Yesterday I was going home on the vaporetto, about to alight, when the unmistakable figure of a well known rock star passed us in a motor launch. Unmissable too, because he was standing bolt upright, only too well aware of the ultimate stage that is the Grand Canal in Venice. The entire boat spotted him and the unfamiliar word sting sting sting sting sting ran around the deck. At the very same moment the rope that the boat conductor uses to fasten the boat to the landing stage broke (this never happens, said my local companion) and a woman and child narrowly missed falling in the water. No one seemed to notice that. Two very rare events, simultaneously. How strange, I thought, and how dangerous celebrity is.


I was inadvertently locked into a Venetian church today. Luckily for me, it was my favourite church: Madonna dell’Orto, or Madonna of the Allotments. The allotments allude to the space in front of the church, which used to be vegetable gardens but now are paved over, but with a kind of a nod to the old gardens, with a patterned pavement showing a herringbone pattern where the plots used to be.

I’m on the trail of gardens here, having read a year or two ago that Venice is one third gardens two thirds buildings. (Can this be true? They must be very well hidden if so). Anyway, back to the story. I was walking along the Fondamenta towards my favourite church, photographing enticing glimpses of hidden gardens as I went. I was also on the trail of Tintoretto, a marvellous Venetian painter, who is

buried at this church, having been born 76 years earlier in 1518  in a house just round the corner in the Fondamenta dei Mori.

I went to see his paintings in the Scuola di San Rocco a day or so ago,  and wanted to pay homage to this extraordinary painter, who would have been a movie director I’m sure if he had lived today.

Sorry, I’ve digressed a lot. Anyway, the church was shut until 10 am, 20 minutes later. I decided to wait, then out came a cleric and I asked him if I could go in and he said yes, so in I went. Had a marvellous time communing with Tintoretto at his tomb and the Madonna of the Allotments, a

statue by Antonio Rizzo (allegedly miraculous says Wikipedia). Went to leave, and found someone had locked the doors again. So I stayed in, happily, as there is so much to see in this wonderful church, and when the seller of tickets at the entrance turned up at 10 am, she behaved as if I were not there at all. Maybe I had become miraculously invisible.
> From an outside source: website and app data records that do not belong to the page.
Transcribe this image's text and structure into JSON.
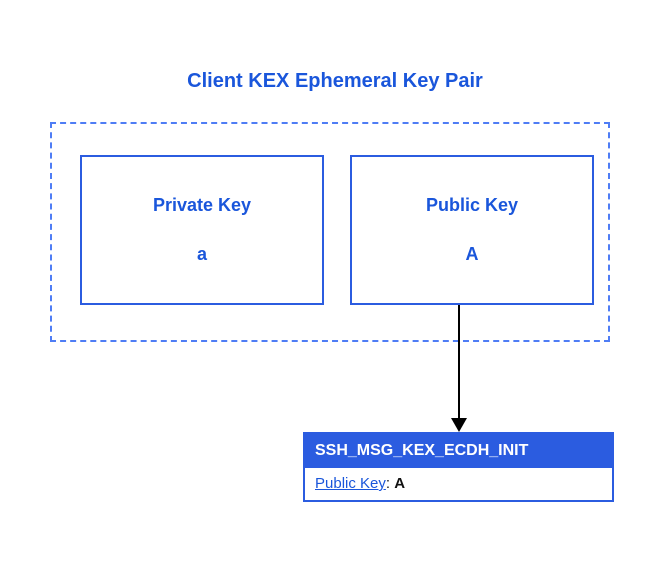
{
  "title": "Client KEX Ephemeral Key Pair",
  "keys": {
    "private": {
      "label": "Private Key",
      "value": "a"
    },
    "public": {
      "label": "Public Key",
      "value": "A"
    }
  },
  "message": {
    "header": "SSH_MSG_KEX_ECDH_INIT",
    "fieldLabel": "Public Key",
    "fieldValue": "A"
  }
}
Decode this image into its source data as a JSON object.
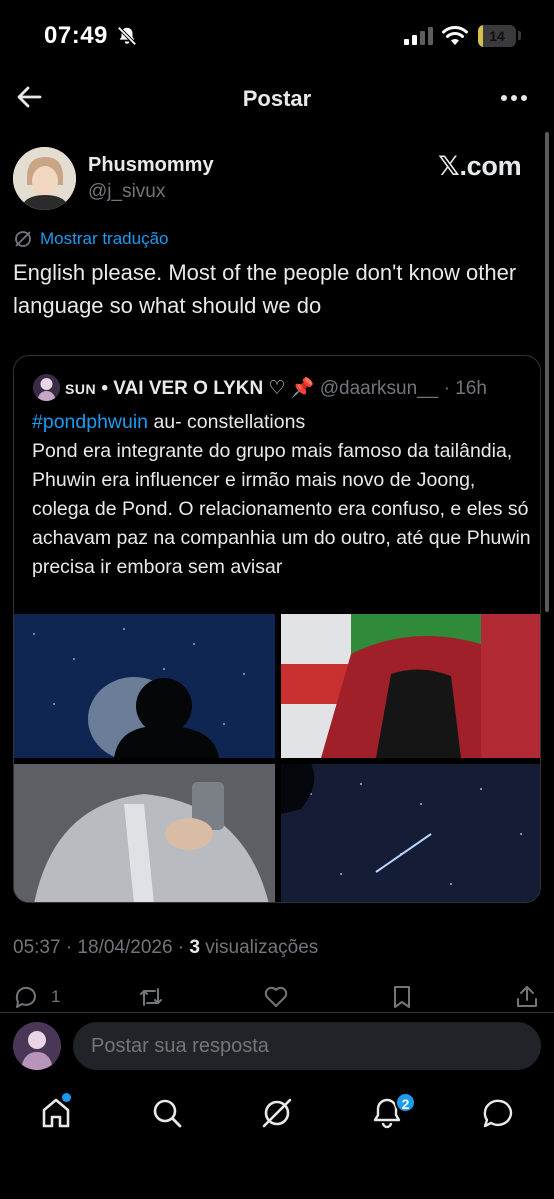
{
  "status_bar": {
    "time": "07:49",
    "battery": "14",
    "battery_level": 0.14
  },
  "header": {
    "title": "Postar"
  },
  "tweet": {
    "display_name": "Phusmommy",
    "handle": "@j_sivux",
    "source_badge": "𝕏.com",
    "translate_label": "Mostrar tradução",
    "text": "English please. Most of the people don't know other language so what should we do",
    "timestamp": "05:37 · 18/04/2026 · ",
    "views_count": "3",
    "views_label": " visualizações"
  },
  "quote": {
    "name_small": "SUN",
    "name_rest": " • VAI VER O LYKN ♡ 📌",
    "handle": " @daarksun__ · 16h",
    "hashtag": "#pondphwuin",
    "body_rest": " au- constellations",
    "body_line2": "Pond era integrante do grupo mais famoso da tailândia, Phuwin era influencer e irmão mais novo de Joong, colega de Pond. O relacionamento era confuso, e eles só achavam paz na companhia um do outro, até que Phuwin precisa ir embora sem avisar"
  },
  "actions": {
    "reply_count": "1"
  },
  "reply": {
    "placeholder": "Postar sua resposta"
  },
  "nav": {
    "notifications_badge": "2"
  },
  "colors": {
    "accent": "#1d9bf0",
    "background": "#000000",
    "muted": "#71767b",
    "text": "#e7e9ea"
  }
}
(By the way, Wikipedia says Orto is the nearby orchard. I was told it was the gardens in front. Who knows, it’s a good story anyway)